Five days we spent in the Sacred Valley and in Cusco, imbibing Inca lore and learning to breathe thin air. Honestly, even if you can’t do the trek, this time was well spent. You can always get to Machu Picchu (“Pick-chu”) by train. But we did the trail on foot. It must not be as hard as it seems, because we kept seeing Indians - carrying packs, in rubber flip-flops - sprinting past us. We did it with mantras. For some of us these were chants or syllables. In my case, it was breathing: Left (in!), right (out!) to find a stable, aerobic pace, slow but steady.
I think many people could hike this trail. My wife and I, both 70, are not experienced mountaineers, nor even fitness freaks. We did try to hike four to nine miles regularly the year before we tackled the Andes.
And we drank coca tea. When chewed or drunk in an infusion, the leaves of the coca bush, Erythroxylum coca, act as a mild stimulant and suppress hunger and fatigue. Coca can be refined into cocaine, but that is not what the Incas traditionally did with it. Nor, of course, did we. The lodges each night left three coca leaves at our bedside, as other hotels might leave mints. And the tea, which tastes like other herb teas, became a staple of our breakfasts.
Mountain Lodges of Peru’s guides are naturalists and historians, as well as hike leaders. They taught us the Andean birds and flora. They identified geological formations and described the social life of the Incas, as well as contemporary Peruvian life.
At this altitude, with no light pollution, nighttime starscapes overwhelmingly dazzle. The Incas saw the sacred not only in starry constellations, but where the stars are absent. In the Milky Way there are dark gaps - one like a llama and her baby, another like a snake.
And finally, Machu Picchu. You will not be disappointed, no matter how many travel posters you may have seen of the terraced “lost” city.
What is it doing here, leagues away from any population center? It is built on bedrock, so to grow food, terraces had to be carved into the mountain ledge and soil from 20 miles away had to be carried in on the backs of laborers.
Tucked into the empty vastness of the surrounding Andean ranges, Machu Picchu is still in a sense a lost city. The camera cannot capture it. Posters cannot show. You must see it for yourself.
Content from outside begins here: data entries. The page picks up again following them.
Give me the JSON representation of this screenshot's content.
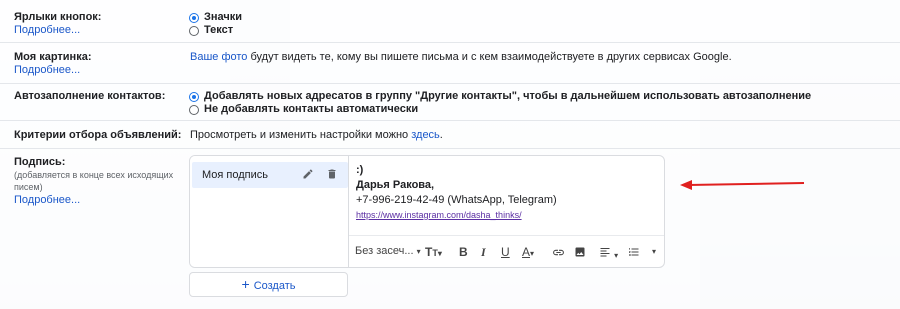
{
  "rows": {
    "button_labels": {
      "label": "Ярлыки кнопок:",
      "more": "Подробнее...",
      "options": [
        "Значки",
        "Текст"
      ],
      "selected": 0
    },
    "my_picture": {
      "label": "Моя картинка:",
      "more": "Подробнее...",
      "link": "Ваше фото",
      "text": " будут видеть те, кому вы пишете письма и с кем взаимодействуете в других сервисах Google."
    },
    "autocomplete": {
      "label": "Автозаполнение контактов:",
      "options": [
        "Добавлять новых адресатов в группу \"Другие контакты\", чтобы в дальнейшем использовать автозаполнение",
        "Не добавлять контакты автоматически"
      ],
      "selected": 0
    },
    "ads": {
      "label": "Критерии отбора объявлений:",
      "text": "Просмотреть и изменить настройки можно ",
      "link": "здесь",
      "tail": "."
    },
    "signature": {
      "label": "Подпись:",
      "sub": "(добавляется в конце всех исходящих писем)",
      "more": "Подробнее...",
      "item_name": "Моя подпись",
      "lines": [
        ":)",
        "Дарья Ракова,",
        "+7-996-219-42-49 (WhatsApp, Telegram)",
        "https://www.instagram.com/dasha_thinks/"
      ],
      "font_select": "Без засеч...",
      "create_label": "Создать",
      "create_icon": "+"
    }
  },
  "colors": {
    "accent": "#1a73e8",
    "link": "#1a57c9",
    "arrow": "#e0201f"
  },
  "icons": {
    "edit": "pencil-icon",
    "delete": "trash-icon",
    "text_size": "text-size-icon",
    "bold": "B",
    "italic": "I",
    "underline": "U",
    "text_color": "A"
  }
}
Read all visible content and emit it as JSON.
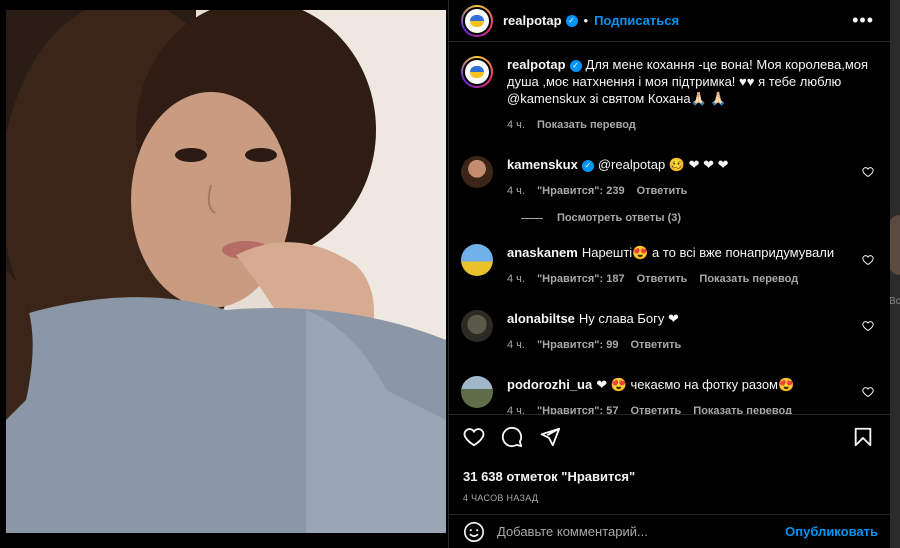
{
  "post": {
    "author": "realpotap",
    "dot": "•",
    "follow_label": "Подписаться",
    "more_label": "•••",
    "caption": "Для мене кохання -це вона! Моя королева,моя душа ,моє натхнення і моя підтримка! ♥♥ я тебе люблю @kamenskux зі святом Кохана🙏🏻 🙏🏻",
    "time": "4 ч.",
    "translate_label": "Показать перевод",
    "likes": "31 638 отметок \"Нравится\"",
    "ago": "4 ЧАСОВ НАЗАД"
  },
  "comments": [
    {
      "user": "kamenskux",
      "verified": true,
      "text": "@realpotap 🥴 ❤ ❤ ❤",
      "time": "4 ч.",
      "likes": "\"Нравится\": 239",
      "reply": "Ответить",
      "translate": ""
    },
    {
      "user": "anaskanem",
      "verified": false,
      "text": "Нарешті😍 а то всі вже понапридумували",
      "time": "4 ч.",
      "likes": "\"Нравится\": 187",
      "reply": "Ответить",
      "translate": "Показать перевод"
    },
    {
      "user": "alonabiltse",
      "verified": false,
      "text": "Ну слава Богу ❤",
      "time": "4 ч.",
      "likes": "\"Нравится\": 99",
      "reply": "Ответить",
      "translate": ""
    },
    {
      "user": "podorozhi_ua",
      "verified": false,
      "text": "❤ 😍 чекаємо на фотку разом😍",
      "time": "4 ч.",
      "likes": "\"Нравится\": 57",
      "reply": "Ответить",
      "translate": "Показать перевод"
    }
  ],
  "view_replies": "Посмотреть ответы (3)",
  "composer": {
    "placeholder": "Добавьте комментарий...",
    "publish": "Опубликовать"
  },
  "next_peek_text": "Во",
  "colors": {
    "accent": "#0095f6",
    "background": "#000000",
    "muted": "#a8a8a8",
    "heart": "#ed2a40"
  }
}
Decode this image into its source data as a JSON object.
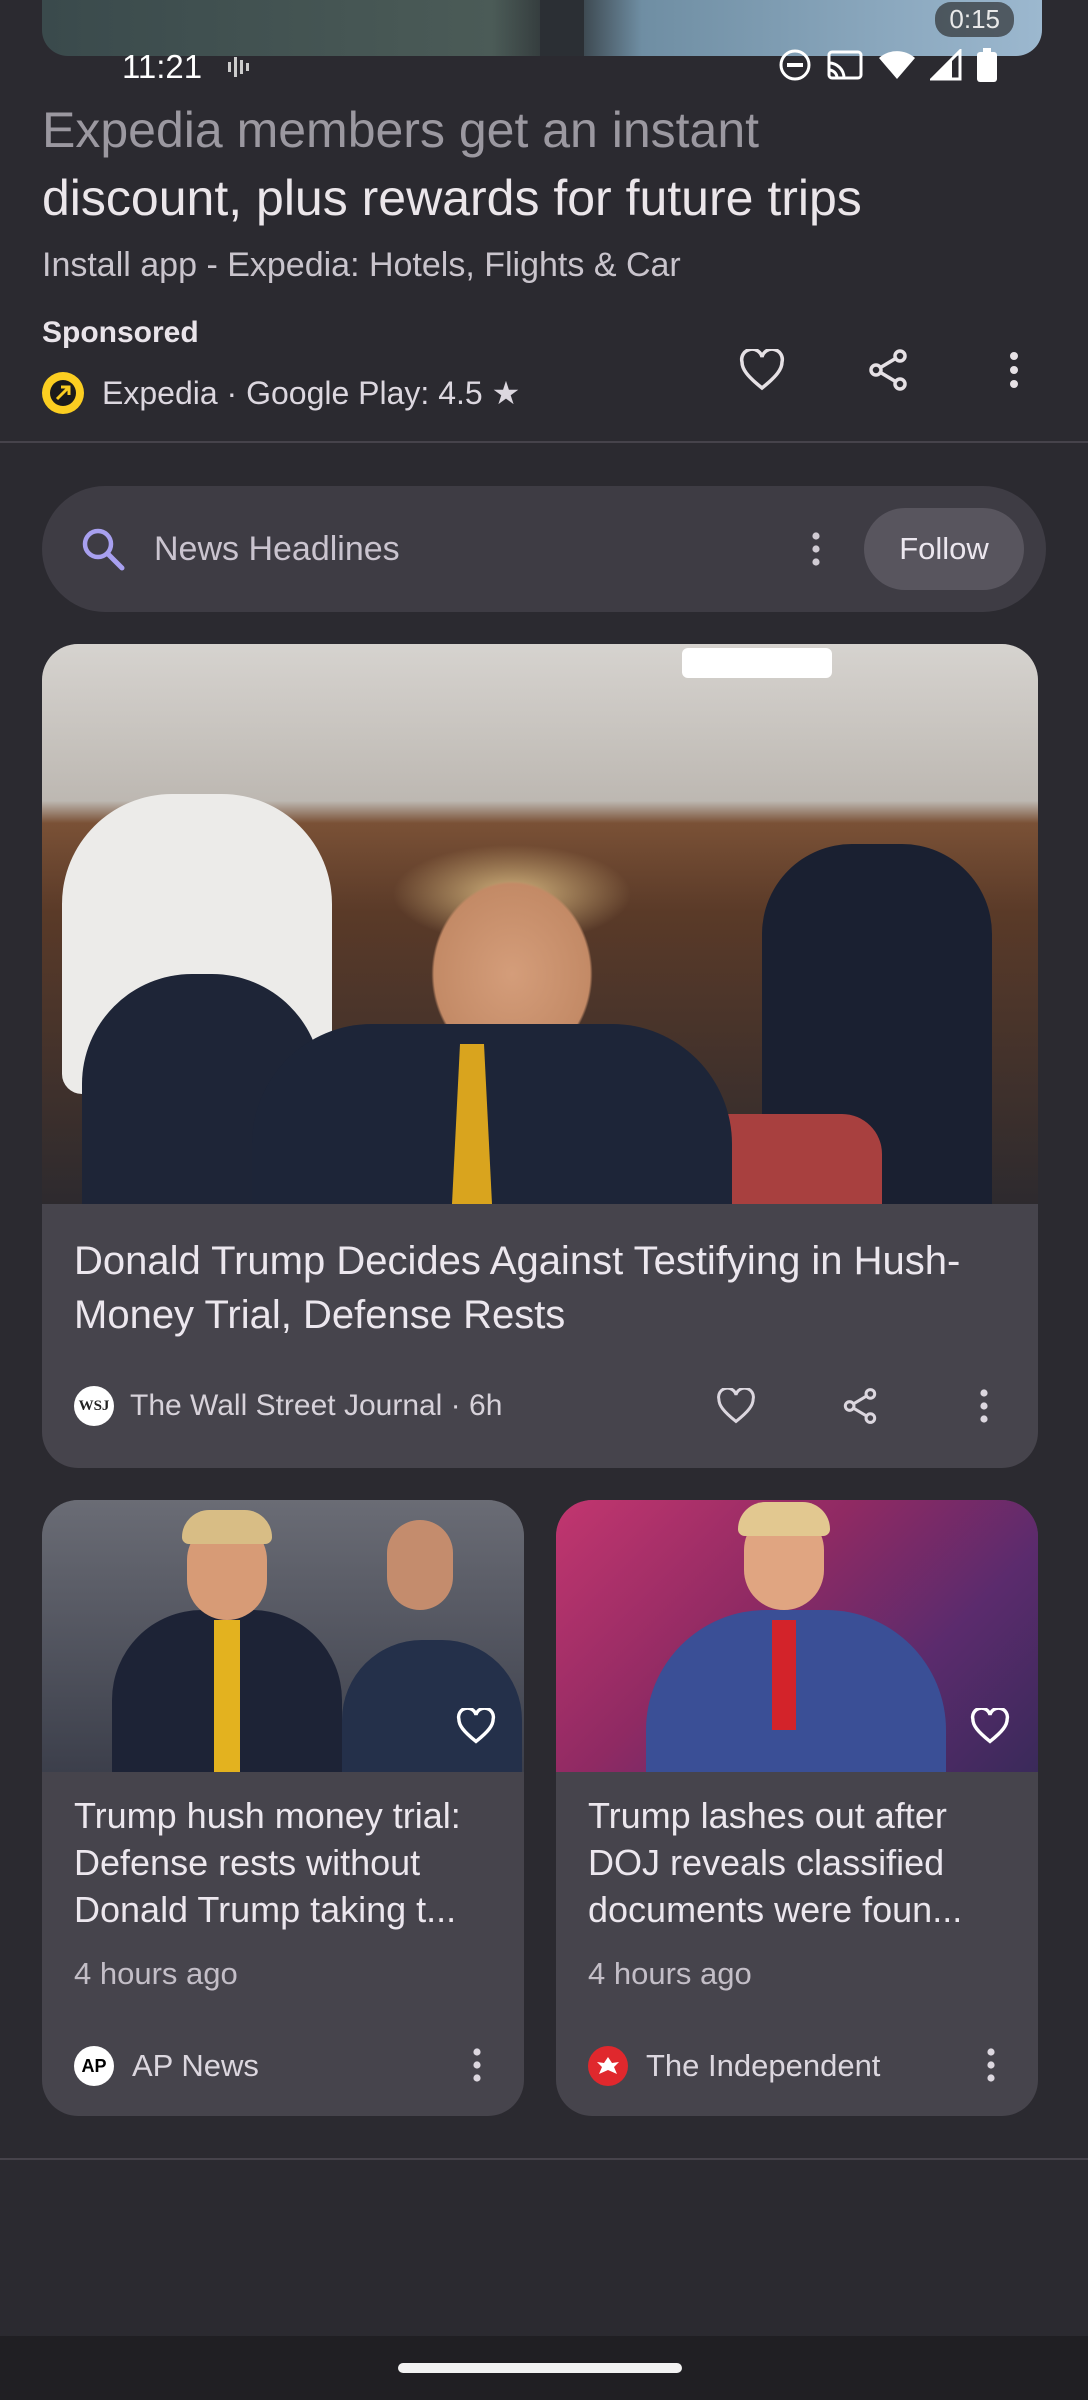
{
  "video": {
    "duration": "0:15"
  },
  "status_bar": {
    "time": "11:21"
  },
  "ad": {
    "title_line1": "Expedia members get an instant",
    "title_line2": "discount, plus rewards for future trips",
    "subtitle": "Install app - Expedia: Hotels, Flights & Car",
    "sponsored_label": "Sponsored",
    "source": "Expedia · Google Play: 4.5 ★"
  },
  "search": {
    "query": "News Headlines",
    "follow_label": "Follow"
  },
  "feature_story": {
    "title": "Donald Trump Decides Against Testifying in Hush-Money Trial, Defense Rests",
    "source": "The Wall Street Journal · 6h",
    "source_logo": "WSJ"
  },
  "stories": [
    {
      "title": "Trump hush money trial: Defense rests without Donald Trump taking t...",
      "time": "4 hours ago",
      "source": "AP News",
      "source_logo": "AP"
    },
    {
      "title": "Trump lashes out after DOJ reveals classified documents were foun...",
      "time": "4 hours ago",
      "source": "The Independent"
    }
  ],
  "colors": {
    "background": "#2b2a30",
    "card": "#46444c",
    "search_accent": "#a8a0f0",
    "expedia_yellow": "#fbce21",
    "independent_red": "#e0282d"
  }
}
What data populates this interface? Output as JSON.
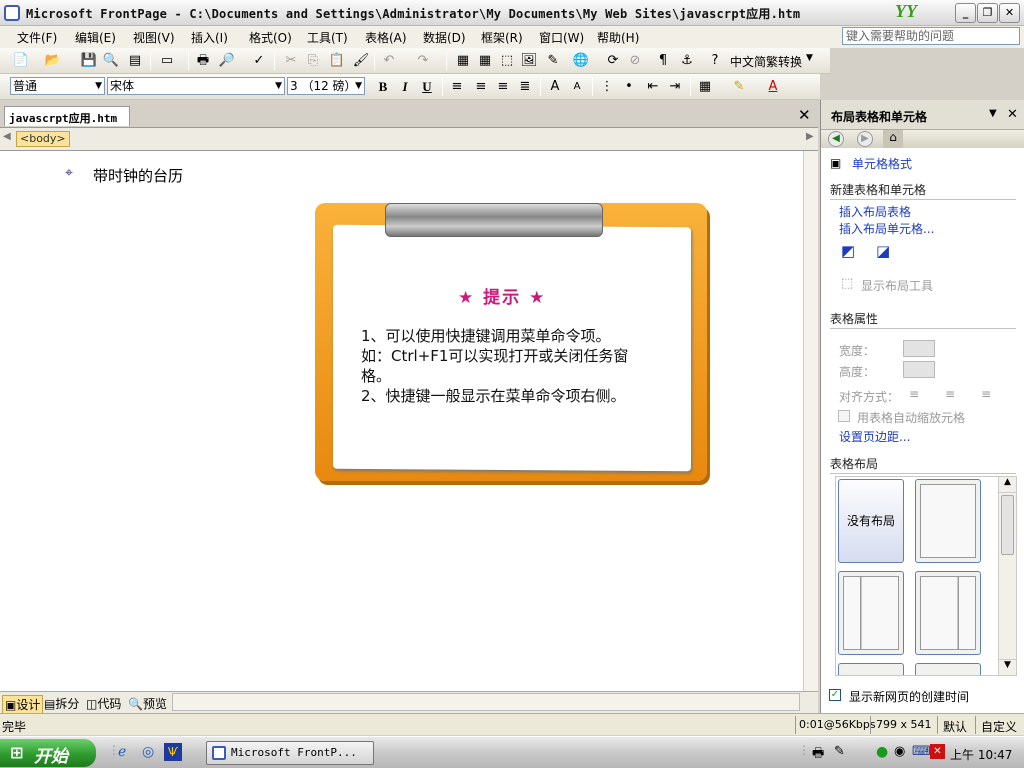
{
  "window": {
    "title": "Microsoft FrontPage - C:\\Documents and Settings\\Administrator\\My Documents\\My Web Sites\\javascrpt应用.htm",
    "logo_text": "YY"
  },
  "menu": {
    "items": [
      "文件(F)",
      "编辑(E)",
      "视图(V)",
      "插入(I)",
      "格式(O)",
      "工具(T)",
      "表格(A)",
      "数据(D)",
      "框架(R)",
      "窗口(W)",
      "帮助(H)"
    ],
    "help_placeholder": "键入需要帮助的问题"
  },
  "toolbar": {
    "convert_label": "中文简繁转换",
    "style_value": "普通",
    "font_value": "宋体",
    "size_value": "3 （12 磅）"
  },
  "document": {
    "tab_label": "javascrpt应用.htm",
    "body_tag": "<body>",
    "heading": "带时钟的台历",
    "tip_title": "★ 提示 ★",
    "tip_lines": [
      "1、可以使用快捷键调用菜单命令项。",
      "如：Ctrl+F1可以实现打开或关闭任务窗格。",
      "2、快捷键一般显示在菜单命令项右侧。"
    ]
  },
  "view_tabs": [
    "设计",
    "拆分",
    "代码",
    "预览"
  ],
  "status": {
    "left": "完毕",
    "speed": "0:01@56Kbps",
    "resolution": "799 x 541",
    "mode1": "默认",
    "mode2": "自定义"
  },
  "taskpane": {
    "title": "布局表格和单元格",
    "cell_format": "单元格格式",
    "new_section": "新建表格和单元格",
    "insert_table": "插入布局表格",
    "insert_cell": "插入布局单元格...",
    "show_tools": "显示布局工具",
    "props_section": "表格属性",
    "width_label": "宽度：",
    "height_label": "高度：",
    "align_label": "对齐方式：",
    "autoscale": "用表格自动缩放元格",
    "margins_link": "设置页边距...",
    "layout_section": "表格布局",
    "no_layout": "没有布局",
    "show_created": "显示新网页的创建时间"
  },
  "taskbar": {
    "start": "开始",
    "app_button": "Microsoft FrontP...",
    "clock": "上午 10:47"
  }
}
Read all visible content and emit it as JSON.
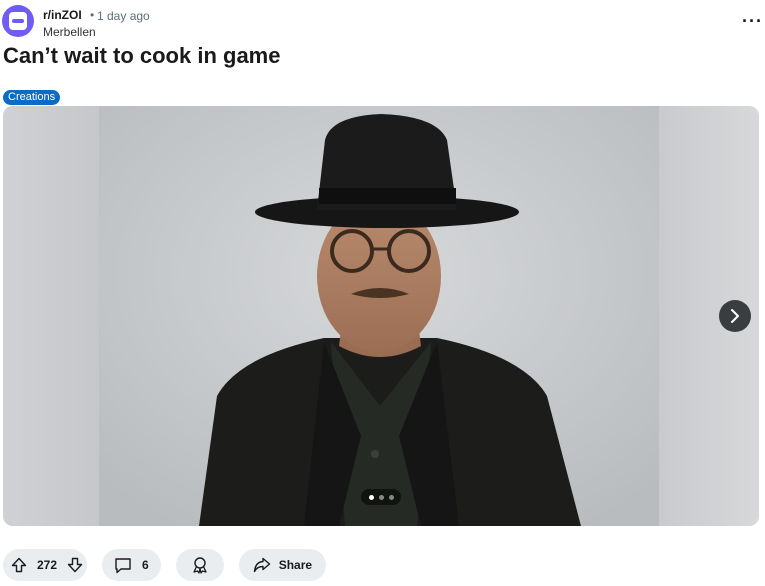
{
  "post": {
    "subreddit": "r/inZOI",
    "separator": "•",
    "time_ago": "1 day ago",
    "author": "Merbellen",
    "more_label": "···",
    "title": "Can’t wait to cook in game",
    "flair": "Creations",
    "flair_color": "#0a6cc4"
  },
  "gallery": {
    "image_description": "3D character wearing black fedora, round glasses and black jacket",
    "current_index": 1,
    "total": 3
  },
  "actions": {
    "upvotes": "272",
    "comments": "6",
    "share_label": "Share"
  },
  "icons": {
    "avatar": "subreddit-avatar-icon",
    "more": "more-options-icon",
    "next": "chevron-right-icon",
    "upvote": "upvote-arrow-icon",
    "downvote": "downvote-arrow-icon",
    "comment": "comment-bubble-icon",
    "award": "award-icon",
    "share": "share-arrow-icon"
  }
}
Can you trek to it? Any Korean can.
By Harold Piper Contributing writer [firstname.lastname@example.org]